How to Test a Transformer

By John Papiewski
A sine wave oscillator can test a transformer for problems.

Transformers are key electrical components in power supplies and audio circuits. Though they are reliable and have no moving parts, sometimes transformers fail, rendering the equipment it powers inoperable. If you suspect a bad transformer in a piece of equipment, you can perform a simple test with an oscillator that checks the transformer's basic functions. The oscillator's AC signal tests the integrity of the primary and secondary windings; broken wires or shorts inside the transformer will produce no output. The method is safe as it avoids the high voltages usually present inside electronic equipment.

Disconnect the equipment containing the transformer from the wall outlet, if the transformer is in a circuit.

Turn the oscillator on. Set its frequency to 60 Hz.

Touch the digital multimeter's probe tips to the oscillator's output. Set the multimeter to read AC volts.

Set the oscillator's signal amplitude to 5 volts by monitoring the multimeter's display as you adjust the oscillator's amplitude control. Disconnect the multimeter from the oscillator.

Connect the oscillator's output to the transformer's two primary wires.

Touch the multimeter's probe tips to the transformer's two secondary wires. A good isolation transformer reads about 5 volts AC on the meter. A good step-down transformer produces from 100 millivolts to 1 volt AC, depending on its rated output voltage. If the output reads only a few millivolts or less on the multimeter, the transformer is bad.

Tip

Calculate the voltage output for a step-down transformer by dividing the rated output voltage by the input voltage, then multiply by five. For example, if the transformer's output is rated at 24 volts with a 120-volt input, divide 24 by 120 and multiply by 5 to obtain 1 volt.

Warning
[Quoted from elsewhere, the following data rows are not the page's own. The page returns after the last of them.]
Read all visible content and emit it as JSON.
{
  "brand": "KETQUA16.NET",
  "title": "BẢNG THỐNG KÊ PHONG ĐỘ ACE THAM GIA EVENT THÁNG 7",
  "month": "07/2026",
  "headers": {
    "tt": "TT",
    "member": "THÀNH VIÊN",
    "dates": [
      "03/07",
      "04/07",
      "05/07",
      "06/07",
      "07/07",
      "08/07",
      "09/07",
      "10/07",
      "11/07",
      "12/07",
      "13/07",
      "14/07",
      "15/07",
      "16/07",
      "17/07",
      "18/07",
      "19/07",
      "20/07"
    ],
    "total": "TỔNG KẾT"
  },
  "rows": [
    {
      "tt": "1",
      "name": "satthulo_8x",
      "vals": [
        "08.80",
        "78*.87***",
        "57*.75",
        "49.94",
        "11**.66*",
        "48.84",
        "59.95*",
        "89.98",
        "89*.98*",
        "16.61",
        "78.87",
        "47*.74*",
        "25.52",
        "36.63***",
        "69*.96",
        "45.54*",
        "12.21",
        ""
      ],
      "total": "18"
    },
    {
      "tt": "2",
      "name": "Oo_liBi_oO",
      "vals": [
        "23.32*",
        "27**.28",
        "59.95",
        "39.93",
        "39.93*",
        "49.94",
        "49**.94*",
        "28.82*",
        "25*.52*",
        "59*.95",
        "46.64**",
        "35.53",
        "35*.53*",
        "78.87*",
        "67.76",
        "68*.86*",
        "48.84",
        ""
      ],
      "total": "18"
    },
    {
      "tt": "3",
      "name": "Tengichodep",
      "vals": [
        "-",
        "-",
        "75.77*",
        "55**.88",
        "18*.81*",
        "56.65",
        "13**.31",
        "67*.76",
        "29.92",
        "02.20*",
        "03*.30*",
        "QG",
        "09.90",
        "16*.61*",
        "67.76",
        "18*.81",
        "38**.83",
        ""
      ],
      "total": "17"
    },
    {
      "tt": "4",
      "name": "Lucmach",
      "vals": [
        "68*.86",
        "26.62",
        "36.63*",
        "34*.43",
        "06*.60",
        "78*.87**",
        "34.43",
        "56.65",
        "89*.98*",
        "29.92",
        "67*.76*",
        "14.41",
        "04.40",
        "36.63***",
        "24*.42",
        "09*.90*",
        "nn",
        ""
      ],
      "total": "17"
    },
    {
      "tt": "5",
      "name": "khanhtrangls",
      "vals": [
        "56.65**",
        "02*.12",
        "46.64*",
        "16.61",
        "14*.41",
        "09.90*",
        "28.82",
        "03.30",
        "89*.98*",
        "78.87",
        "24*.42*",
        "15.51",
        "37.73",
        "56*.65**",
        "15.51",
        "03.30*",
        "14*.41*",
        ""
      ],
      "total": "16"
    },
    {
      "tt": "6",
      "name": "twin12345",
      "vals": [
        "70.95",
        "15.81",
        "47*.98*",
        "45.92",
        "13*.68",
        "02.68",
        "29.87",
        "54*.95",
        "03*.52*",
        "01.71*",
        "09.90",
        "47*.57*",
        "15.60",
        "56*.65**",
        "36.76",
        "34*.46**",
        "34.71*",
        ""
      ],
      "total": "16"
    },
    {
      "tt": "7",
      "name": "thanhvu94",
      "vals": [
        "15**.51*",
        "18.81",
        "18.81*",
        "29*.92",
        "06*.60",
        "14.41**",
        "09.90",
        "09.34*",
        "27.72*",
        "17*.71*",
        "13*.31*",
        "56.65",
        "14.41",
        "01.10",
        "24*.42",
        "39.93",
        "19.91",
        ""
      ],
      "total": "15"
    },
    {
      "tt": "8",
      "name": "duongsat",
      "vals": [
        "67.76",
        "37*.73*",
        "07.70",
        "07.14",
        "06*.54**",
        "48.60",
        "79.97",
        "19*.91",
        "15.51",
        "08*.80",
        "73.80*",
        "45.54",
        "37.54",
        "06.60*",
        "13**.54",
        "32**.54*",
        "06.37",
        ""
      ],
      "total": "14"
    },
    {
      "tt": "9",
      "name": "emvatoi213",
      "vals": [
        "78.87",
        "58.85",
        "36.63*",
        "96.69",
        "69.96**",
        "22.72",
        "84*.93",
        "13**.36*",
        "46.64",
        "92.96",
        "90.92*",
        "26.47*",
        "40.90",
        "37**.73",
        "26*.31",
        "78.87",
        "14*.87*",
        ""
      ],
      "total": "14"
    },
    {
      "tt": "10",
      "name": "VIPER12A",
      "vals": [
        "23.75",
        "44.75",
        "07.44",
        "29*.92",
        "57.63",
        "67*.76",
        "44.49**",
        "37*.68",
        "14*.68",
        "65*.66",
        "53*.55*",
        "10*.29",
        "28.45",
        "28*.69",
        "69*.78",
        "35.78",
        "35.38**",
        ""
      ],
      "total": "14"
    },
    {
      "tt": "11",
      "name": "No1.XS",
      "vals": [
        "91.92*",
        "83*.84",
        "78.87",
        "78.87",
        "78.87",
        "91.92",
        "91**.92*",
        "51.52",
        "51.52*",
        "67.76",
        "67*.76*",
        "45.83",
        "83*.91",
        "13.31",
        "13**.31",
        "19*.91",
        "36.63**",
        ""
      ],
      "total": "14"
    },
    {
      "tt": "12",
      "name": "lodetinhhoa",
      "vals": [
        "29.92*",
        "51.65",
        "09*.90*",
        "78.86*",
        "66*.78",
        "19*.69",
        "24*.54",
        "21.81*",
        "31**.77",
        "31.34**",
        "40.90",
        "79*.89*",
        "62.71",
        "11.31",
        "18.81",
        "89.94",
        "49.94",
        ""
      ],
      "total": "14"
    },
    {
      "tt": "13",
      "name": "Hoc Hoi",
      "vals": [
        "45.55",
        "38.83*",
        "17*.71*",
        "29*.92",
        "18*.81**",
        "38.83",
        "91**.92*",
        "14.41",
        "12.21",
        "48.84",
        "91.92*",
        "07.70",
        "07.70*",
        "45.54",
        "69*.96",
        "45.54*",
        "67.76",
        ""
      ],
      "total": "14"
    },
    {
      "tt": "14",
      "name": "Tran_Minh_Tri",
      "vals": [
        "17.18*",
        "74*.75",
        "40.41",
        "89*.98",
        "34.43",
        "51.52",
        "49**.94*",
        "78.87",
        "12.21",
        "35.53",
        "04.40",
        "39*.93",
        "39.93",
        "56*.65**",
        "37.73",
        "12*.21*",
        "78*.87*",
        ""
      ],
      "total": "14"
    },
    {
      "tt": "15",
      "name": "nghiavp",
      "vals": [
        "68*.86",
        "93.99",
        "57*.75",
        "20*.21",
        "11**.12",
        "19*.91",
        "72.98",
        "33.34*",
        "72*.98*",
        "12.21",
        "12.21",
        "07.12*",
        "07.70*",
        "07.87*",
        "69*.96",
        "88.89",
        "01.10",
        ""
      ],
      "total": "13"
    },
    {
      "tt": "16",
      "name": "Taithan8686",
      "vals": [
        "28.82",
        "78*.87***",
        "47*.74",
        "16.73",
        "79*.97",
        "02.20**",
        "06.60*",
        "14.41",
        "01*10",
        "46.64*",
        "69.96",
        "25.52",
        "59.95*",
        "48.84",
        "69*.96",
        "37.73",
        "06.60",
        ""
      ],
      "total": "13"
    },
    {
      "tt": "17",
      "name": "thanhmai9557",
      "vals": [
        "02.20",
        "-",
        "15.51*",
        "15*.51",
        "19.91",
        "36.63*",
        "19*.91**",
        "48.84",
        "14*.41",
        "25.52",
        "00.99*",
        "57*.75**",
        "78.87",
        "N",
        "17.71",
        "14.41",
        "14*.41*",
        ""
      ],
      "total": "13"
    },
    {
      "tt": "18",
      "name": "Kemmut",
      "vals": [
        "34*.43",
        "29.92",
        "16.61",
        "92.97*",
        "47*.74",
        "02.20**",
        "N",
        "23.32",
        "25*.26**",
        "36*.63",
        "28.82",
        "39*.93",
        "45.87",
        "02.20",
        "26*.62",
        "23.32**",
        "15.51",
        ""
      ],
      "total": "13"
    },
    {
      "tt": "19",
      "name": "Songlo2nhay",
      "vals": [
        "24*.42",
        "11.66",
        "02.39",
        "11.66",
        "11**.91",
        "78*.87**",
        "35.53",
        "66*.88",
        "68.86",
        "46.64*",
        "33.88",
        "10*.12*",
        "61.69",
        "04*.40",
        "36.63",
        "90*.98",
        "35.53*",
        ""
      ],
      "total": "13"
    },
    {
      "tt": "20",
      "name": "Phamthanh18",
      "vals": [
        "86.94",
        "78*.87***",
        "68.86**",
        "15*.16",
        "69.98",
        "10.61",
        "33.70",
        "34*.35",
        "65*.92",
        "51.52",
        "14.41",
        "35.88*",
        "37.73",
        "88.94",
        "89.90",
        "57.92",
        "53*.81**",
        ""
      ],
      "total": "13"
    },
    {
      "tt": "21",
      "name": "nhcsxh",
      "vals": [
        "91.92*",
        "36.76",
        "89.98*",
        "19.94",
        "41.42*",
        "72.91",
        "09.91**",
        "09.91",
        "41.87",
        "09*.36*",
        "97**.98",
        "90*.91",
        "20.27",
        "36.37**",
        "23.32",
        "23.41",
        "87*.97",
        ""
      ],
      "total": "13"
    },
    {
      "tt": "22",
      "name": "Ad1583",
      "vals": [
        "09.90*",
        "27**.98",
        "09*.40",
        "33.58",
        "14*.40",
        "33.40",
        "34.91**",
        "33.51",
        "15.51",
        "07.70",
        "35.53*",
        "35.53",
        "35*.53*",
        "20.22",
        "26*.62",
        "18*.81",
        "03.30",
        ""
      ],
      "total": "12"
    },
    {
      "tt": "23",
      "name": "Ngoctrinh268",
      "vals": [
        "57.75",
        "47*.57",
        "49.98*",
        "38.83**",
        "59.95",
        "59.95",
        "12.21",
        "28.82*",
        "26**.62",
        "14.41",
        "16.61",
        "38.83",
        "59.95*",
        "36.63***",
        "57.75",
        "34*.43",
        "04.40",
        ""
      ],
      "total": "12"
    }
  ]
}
If you are testing a transformer inside equipment plugged into the wall outlet, it is important that you disconnect the plug from the wall before testing. Even with the equipment switched off, you might receive a shock or damage the oscillator if the equipment is still plugged in.

Extra high voltages exist in some kinds of vacuum-tube equipment, even with the equipment unplugged. Unless you have experience testing these kinds of circuits, refer any testing to a trained technician.

About the Author

Chicago native J.T. Barett has a Bachelor of Science in physics from Northeastern Illinois University and has been writing since 1991. He has contributed to "Foresight Update," a nanotechnology newsletter from the Foresight Institute. He also contributed to the book, "Nanotechnology: Molecular Speculations on Global Abundance."